Eric F. Box Funeral Directors

Celebrating remarkable lives with memorable funerals


Here’s what we’d like you to know about funeral cortege etiquette.

Who travels with the funeral procession/cortege?

Usually family and sometimes close friends. Distant family and other friends/neighbours would follow the limousines in their own vehicles or meet the procession where the service is being held.

Does the procession/cortege always leave from the home of the person who has died?

Traditionally yes, but the procession can also leave from a relative’s home or even the address where people will return to after the service, the funeral home for instance. Not sure? Check with the family or funeral director.

If you are driving your own vehicle within a funeral procession/cortege


Clean your car thoroughly, it’s a mark of respect. Vehicle in good working order? Breakdowns not ideal!

Driving in the procession

First wait for the cortege to assemble. Turn your headlights on. Approximate speed 15-25 mph on roads increasing to around 35-40 mph on dual carriageways and 55-60mph on motorways. Drive safely, however do not allow room for a vehicle not in the procession to cut in front of you.

Drive defensively.

Do not leave your place in the funeral procession line unless there is an emergency. Just follow. No need for satellite navigation systems! We can provide cortege markers for vehicles following the procession to alert passing motorists that they are travelling slowly because they are in a funeral cortege.
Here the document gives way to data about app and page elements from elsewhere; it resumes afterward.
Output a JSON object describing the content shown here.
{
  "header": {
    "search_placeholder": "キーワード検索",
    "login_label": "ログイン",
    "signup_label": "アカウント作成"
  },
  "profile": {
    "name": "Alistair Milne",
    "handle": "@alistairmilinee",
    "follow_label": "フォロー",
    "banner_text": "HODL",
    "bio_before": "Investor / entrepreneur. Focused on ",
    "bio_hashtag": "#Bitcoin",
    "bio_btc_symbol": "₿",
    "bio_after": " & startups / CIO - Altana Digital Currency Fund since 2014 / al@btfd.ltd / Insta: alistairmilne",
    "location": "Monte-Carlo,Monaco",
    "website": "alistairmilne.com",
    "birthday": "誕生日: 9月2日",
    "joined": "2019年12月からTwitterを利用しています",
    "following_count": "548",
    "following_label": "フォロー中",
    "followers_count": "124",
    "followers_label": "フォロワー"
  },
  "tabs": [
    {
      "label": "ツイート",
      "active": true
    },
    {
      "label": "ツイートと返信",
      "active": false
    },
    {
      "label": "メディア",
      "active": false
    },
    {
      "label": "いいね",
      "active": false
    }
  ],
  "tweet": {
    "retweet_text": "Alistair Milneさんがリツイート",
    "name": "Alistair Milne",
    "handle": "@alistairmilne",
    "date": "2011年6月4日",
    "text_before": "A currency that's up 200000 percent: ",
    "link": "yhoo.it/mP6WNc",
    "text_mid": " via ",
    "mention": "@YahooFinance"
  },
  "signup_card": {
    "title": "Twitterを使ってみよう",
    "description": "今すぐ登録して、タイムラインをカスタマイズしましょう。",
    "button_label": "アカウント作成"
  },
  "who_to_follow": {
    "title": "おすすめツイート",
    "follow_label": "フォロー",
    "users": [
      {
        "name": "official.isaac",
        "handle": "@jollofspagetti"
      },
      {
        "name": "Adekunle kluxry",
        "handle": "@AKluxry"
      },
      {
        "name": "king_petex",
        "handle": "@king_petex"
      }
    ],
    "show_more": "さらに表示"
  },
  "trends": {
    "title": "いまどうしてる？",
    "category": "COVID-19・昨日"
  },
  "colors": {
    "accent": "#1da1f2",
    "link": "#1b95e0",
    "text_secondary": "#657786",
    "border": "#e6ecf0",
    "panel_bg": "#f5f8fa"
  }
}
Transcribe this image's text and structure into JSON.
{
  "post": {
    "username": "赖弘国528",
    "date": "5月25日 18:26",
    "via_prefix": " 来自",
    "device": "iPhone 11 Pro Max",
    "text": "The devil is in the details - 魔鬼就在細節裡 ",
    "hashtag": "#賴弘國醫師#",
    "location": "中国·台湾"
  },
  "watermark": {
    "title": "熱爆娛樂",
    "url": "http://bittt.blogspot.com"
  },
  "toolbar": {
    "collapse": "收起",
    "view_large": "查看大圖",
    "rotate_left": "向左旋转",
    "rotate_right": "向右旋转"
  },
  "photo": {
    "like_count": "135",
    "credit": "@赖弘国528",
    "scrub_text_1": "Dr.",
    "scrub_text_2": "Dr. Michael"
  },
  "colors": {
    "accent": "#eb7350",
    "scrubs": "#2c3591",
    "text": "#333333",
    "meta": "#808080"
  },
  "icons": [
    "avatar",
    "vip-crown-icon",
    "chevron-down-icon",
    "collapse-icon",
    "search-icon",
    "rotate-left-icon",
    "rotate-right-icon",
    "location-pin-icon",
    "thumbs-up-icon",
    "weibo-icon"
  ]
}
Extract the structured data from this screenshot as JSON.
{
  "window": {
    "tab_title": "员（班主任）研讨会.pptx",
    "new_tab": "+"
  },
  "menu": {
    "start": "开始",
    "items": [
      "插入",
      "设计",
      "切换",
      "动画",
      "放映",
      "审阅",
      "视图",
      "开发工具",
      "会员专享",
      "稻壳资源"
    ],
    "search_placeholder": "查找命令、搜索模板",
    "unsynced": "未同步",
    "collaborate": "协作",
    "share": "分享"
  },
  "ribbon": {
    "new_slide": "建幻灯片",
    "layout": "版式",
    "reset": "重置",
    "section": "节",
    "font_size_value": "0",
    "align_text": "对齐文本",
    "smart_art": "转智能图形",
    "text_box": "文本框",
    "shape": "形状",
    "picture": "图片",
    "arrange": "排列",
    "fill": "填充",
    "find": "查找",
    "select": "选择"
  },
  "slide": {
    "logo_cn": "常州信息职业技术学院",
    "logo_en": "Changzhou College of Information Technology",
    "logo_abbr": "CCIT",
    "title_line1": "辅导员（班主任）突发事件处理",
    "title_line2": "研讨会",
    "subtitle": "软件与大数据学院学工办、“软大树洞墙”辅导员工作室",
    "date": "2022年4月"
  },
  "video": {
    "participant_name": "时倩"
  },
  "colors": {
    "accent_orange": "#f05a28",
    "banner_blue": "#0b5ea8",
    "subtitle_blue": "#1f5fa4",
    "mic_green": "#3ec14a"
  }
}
Funeral Procession/Cortege nearby. What you should do?

If you are driving

If you see a funeral procession/cortege we recommend the following advice:

  • Be respectful. Give the procession/cortege right of way.
  • Slow down. If necessary use a different route.
  • Keep your distance & don’t cut into the funeral procession.
  • Don’t use your horn or overtake.
  • Turn down music.
  • If you are travelling in the opposite direction, there is no real issue. Just don’t cut in front of the hearse if you are waiting to turn across its path or rev the engine as you pass a funeral procession.

The respect and courtesy you show the funeral procession will be greatly appreciated

If you are a pedestrian

Stopping what you are doing is usually welcomed and the good old-fashioned doffing of the cap or removing your hat altogether still goes down well. Try not to cross the road in front of a funeral procession/cortege.